Required action: How many lines below hold the string "mpop"? Report that number alone.

+ + + + +

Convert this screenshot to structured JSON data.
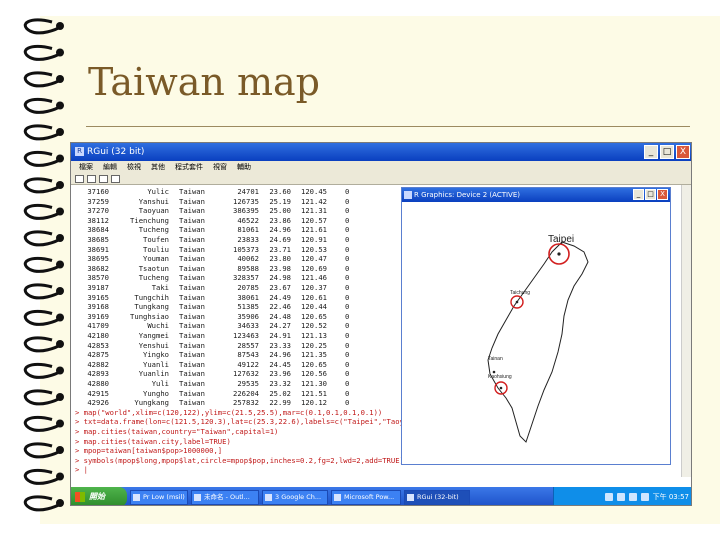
{
  "slide": {
    "title": "Taiwan map"
  },
  "rgui": {
    "window_title": "RGui (32 bit)",
    "menu": [
      "檔案",
      "編輯",
      "檢視",
      "其他",
      "程式套件",
      "視窗",
      "輔助"
    ],
    "controls": {
      "minimize": "_",
      "maximize": "□",
      "close": "X"
    }
  },
  "console": {
    "rows": [
      [
        "37160",
        "Yulic",
        "Taiwan",
        "24701",
        "23.60",
        "120.45",
        "0"
      ],
      [
        "37259",
        "Yanshui",
        "Taiwan",
        "126735",
        "25.19",
        "121.42",
        "0"
      ],
      [
        "37270",
        "Taoyuan",
        "Taiwan",
        "386395",
        "25.00",
        "121.31",
        "0"
      ],
      [
        "38112",
        "Tienchung",
        "Taiwan",
        "46522",
        "23.86",
        "120.57",
        "0"
      ],
      [
        "38684",
        "Tucheng",
        "Taiwan",
        "81061",
        "24.96",
        "121.61",
        "0"
      ],
      [
        "38685",
        "Toufen",
        "Taiwan",
        "23833",
        "24.69",
        "120.91",
        "0"
      ],
      [
        "38691",
        "Touliu",
        "Taiwan",
        "105373",
        "23.71",
        "120.53",
        "0"
      ],
      [
        "38695",
        "Youman",
        "Taiwan",
        "40062",
        "23.80",
        "120.47",
        "0"
      ],
      [
        "38682",
        "Tsaotun",
        "Taiwan",
        "89588",
        "23.98",
        "120.69",
        "0"
      ],
      [
        "38570",
        "Tucheng",
        "Taiwan",
        "328357",
        "24.98",
        "121.46",
        "0"
      ],
      [
        "39187",
        "Taki",
        "Taiwan",
        "20785",
        "23.67",
        "120.37",
        "0"
      ],
      [
        "39165",
        "Tungchih",
        "Taiwan",
        "38061",
        "24.49",
        "120.61",
        "0"
      ],
      [
        "39168",
        "Tungkang",
        "Taiwan",
        "51385",
        "22.46",
        "120.44",
        "0"
      ],
      [
        "39169",
        "Tunghsiao",
        "Taiwan",
        "35906",
        "24.48",
        "120.65",
        "0"
      ],
      [
        "41709",
        "Wuchi",
        "Taiwan",
        "34633",
        "24.27",
        "120.52",
        "0"
      ],
      [
        "42180",
        "Yangmei",
        "Taiwan",
        "123463",
        "24.91",
        "121.13",
        "0"
      ],
      [
        "42853",
        "Yenshui",
        "Taiwan",
        "28557",
        "23.33",
        "120.25",
        "0"
      ],
      [
        "42875",
        "Yingko",
        "Taiwan",
        "87543",
        "24.96",
        "121.35",
        "0"
      ],
      [
        "42882",
        "Yuanli",
        "Taiwan",
        "49122",
        "24.45",
        "120.65",
        "0"
      ],
      [
        "42893",
        "Yuanlin",
        "Taiwan",
        "127632",
        "23.96",
        "120.56",
        "0"
      ],
      [
        "42880",
        "Yuli",
        "Taiwan",
        "29535",
        "23.32",
        "121.30",
        "0"
      ],
      [
        "42915",
        "Yungho",
        "Taiwan",
        "226204",
        "25.02",
        "121.51",
        "0"
      ],
      [
        "42926",
        "Yungkang",
        "Taiwan",
        "257832",
        "22.99",
        "120.12",
        "0"
      ]
    ],
    "commands": [
      "> map(\"world\",xlim=c(120,122),ylim=c(21.5,25.5),mar=c(0.1,0.1,0.1,0.1))",
      "> txt=data.frame(lon=c(121.5,120.3),lat=c(25.3,22.6),labels=c(\"Taipei\",\"Taoyuan\",\"Taichung\"))",
      "> map.cities(taiwan,country=\"Taiwan\",capital=1)",
      "> map.cities(taiwan.city,label=TRUE)",
      "> mpop=taiwan[taiwan$pop>1000000,]",
      "> symbols(mpop$long,mpop$lat,circle=mpop$pop,inches=0.2,fg=2,lwd=2,add=TRUE)"
    ],
    "prompt": "> |"
  },
  "graphics_device": {
    "window_title": "R Graphics: Device 2 (ACTIVE)",
    "cities": [
      "Taipei",
      "Taichung",
      "Tainan",
      "Kaohsiung"
    ]
  },
  "taskbar": {
    "start": "開始",
    "items": [
      "Pr Low (msil)",
      "未命名 - Outl...",
      "3 Google Ch...",
      "Microsoft Pow...",
      "RGui (32-bit)"
    ],
    "clock": "下午 03:57"
  }
}
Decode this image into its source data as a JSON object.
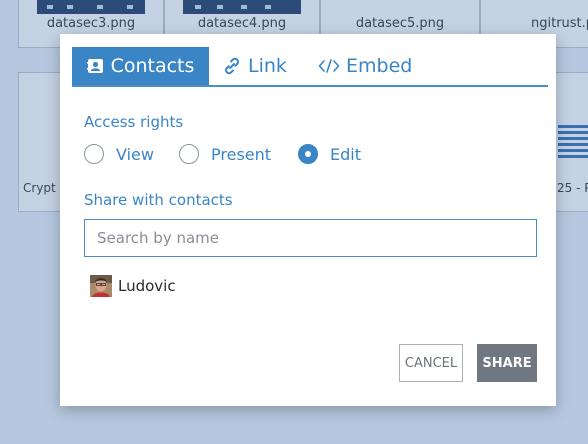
{
  "background": {
    "files_row1": [
      "datasec3.png",
      "datasec4.png",
      "datasec5.png",
      "ngitrust.p"
    ],
    "partial_left": "Crypt",
    "partial_right": "25 - P"
  },
  "dialog": {
    "tabs": [
      {
        "label": "Contacts",
        "icon": "contacts-card-icon",
        "active": true
      },
      {
        "label": "Link",
        "icon": "link-icon",
        "active": false
      },
      {
        "label": "Embed",
        "icon": "code-icon",
        "active": false
      }
    ],
    "access_rights": {
      "label": "Access rights",
      "options": [
        {
          "label": "View",
          "checked": false
        },
        {
          "label": "Present",
          "checked": false
        },
        {
          "label": "Edit",
          "checked": true
        }
      ]
    },
    "share_with": {
      "label": "Share with contacts",
      "search_placeholder": "Search by name"
    },
    "contacts": [
      {
        "name": "Ludovic"
      }
    ],
    "buttons": {
      "cancel": "CANCEL",
      "share": "SHARE"
    }
  },
  "colors": {
    "accent": "#3a85c6",
    "share_button": "#6f7780",
    "backdrop": "#b6c8df"
  }
}
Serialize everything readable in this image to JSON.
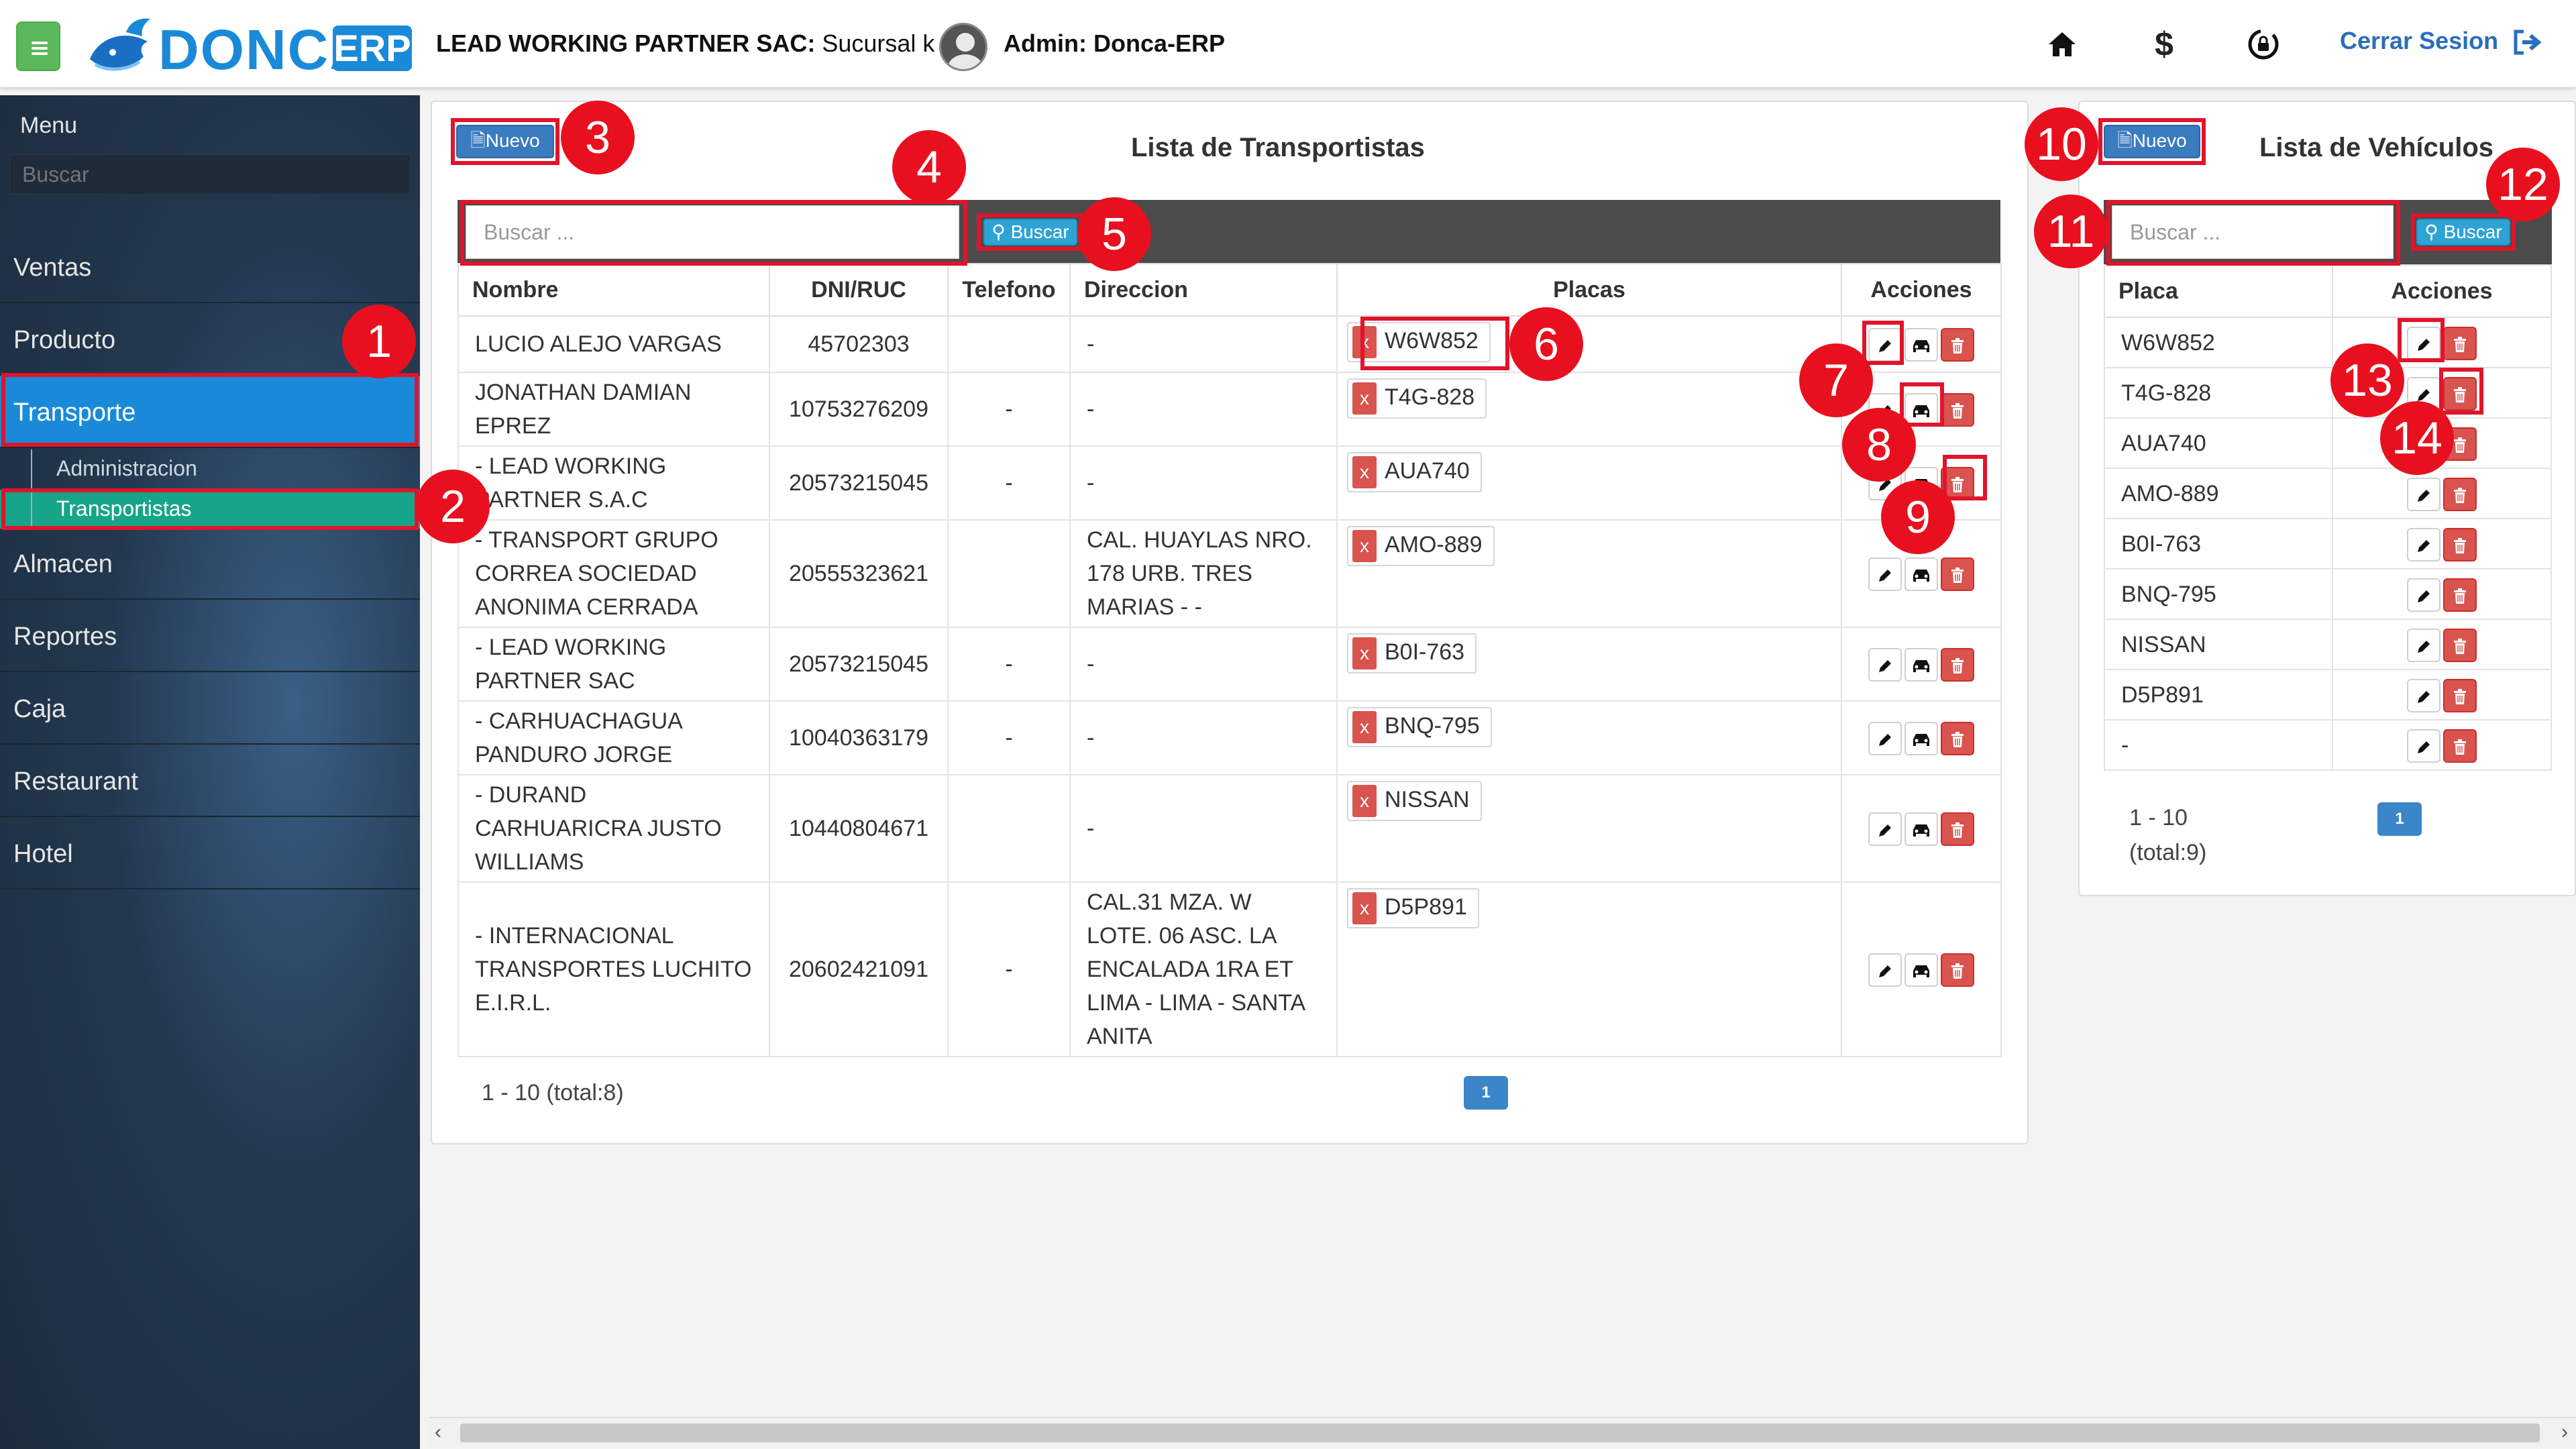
{
  "header": {
    "logo_word": "DONCA",
    "logo_badge": "ERP",
    "company_bold": "LEAD WORKING PARTNER SAC:",
    "company_rest": " Sucursal k |",
    "admin": "Admin: Donca-ERP",
    "logout": "Cerrar Sesion"
  },
  "sidebar": {
    "title": "Menu",
    "search_placeholder": "Buscar",
    "items": [
      "Ventas",
      "Producto",
      "Transporte",
      "Almacen",
      "Reportes",
      "Caja",
      "Restaurant",
      "Hotel"
    ],
    "subitems": [
      "Administracion",
      "Transportistas"
    ]
  },
  "transportistas": {
    "new_label": "Nuevo",
    "title": "Lista de Transportistas",
    "search_placeholder": "Buscar ...",
    "search_label": "Buscar",
    "columns": [
      "Nombre",
      "DNI/RUC",
      "Telefono",
      "Direccion",
      "Placas",
      "Acciones"
    ],
    "rows": [
      {
        "nombre": "LUCIO ALEJO VARGAS",
        "dni": "45702303",
        "tel": "",
        "dir": "-",
        "placa": "W6W852"
      },
      {
        "nombre": "JONATHAN DAMIAN EPREZ",
        "dni": "10753276209",
        "tel": "-",
        "dir": "-",
        "placa": "T4G-828"
      },
      {
        "nombre": "- LEAD WORKING PARTNER S.A.C",
        "dni": "20573215045",
        "tel": "-",
        "dir": "-",
        "placa": "AUA740"
      },
      {
        "nombre": "- TRANSPORT GRUPO CORREA SOCIEDAD ANONIMA CERRADA",
        "dni": "20555323621",
        "tel": "",
        "dir": "CAL. HUAYLAS NRO. 178 URB. TRES MARIAS - -",
        "placa": "AMO-889"
      },
      {
        "nombre": "- LEAD WORKING PARTNER SAC",
        "dni": "20573215045",
        "tel": "-",
        "dir": "-",
        "placa": "B0I-763"
      },
      {
        "nombre": "- CARHUACHAGUA PANDURO JORGE",
        "dni": "10040363179",
        "tel": "-",
        "dir": "-",
        "placa": "BNQ-795"
      },
      {
        "nombre": "- DURAND CARHUARICRA JUSTO WILLIAMS",
        "dni": "10440804671",
        "tel": "",
        "dir": "-",
        "placa": "NISSAN"
      },
      {
        "nombre": "- INTERNACIONAL TRANSPORTES LUCHITO E.I.R.L.",
        "dni": "20602421091",
        "tel": "-",
        "dir": "CAL.31 MZA. W LOTE. 06 ASC. LA ENCALADA 1RA ET LIMA - LIMA - SANTA ANITA",
        "placa": "D5P891"
      }
    ],
    "pager_text": "1 - 10 (total:8)",
    "page": "1"
  },
  "vehiculos": {
    "new_label": "Nuevo",
    "title": "Lista de Vehículos",
    "search_placeholder": "Buscar ...",
    "search_label": "Buscar",
    "columns": [
      "Placa",
      "Acciones"
    ],
    "rows": [
      "W6W852",
      "T4G-828",
      "AUA740",
      "AMO-889",
      "B0I-763",
      "BNQ-795",
      "NISSAN",
      "D5P891",
      "-"
    ],
    "pager_range": "1 - 10",
    "pager_total": "(total:9)",
    "page": "1"
  },
  "annotations": [
    "1",
    "2",
    "3",
    "4",
    "5",
    "6",
    "7",
    "8",
    "9",
    "10",
    "11",
    "12",
    "13",
    "14"
  ],
  "colors": {
    "accent": "#1a8ad8",
    "active_sub": "#17a589",
    "danger": "#d9534f",
    "annotation": "#e8101e",
    "menu_toggle": "#5cb85c"
  }
}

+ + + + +

Result of this task: 2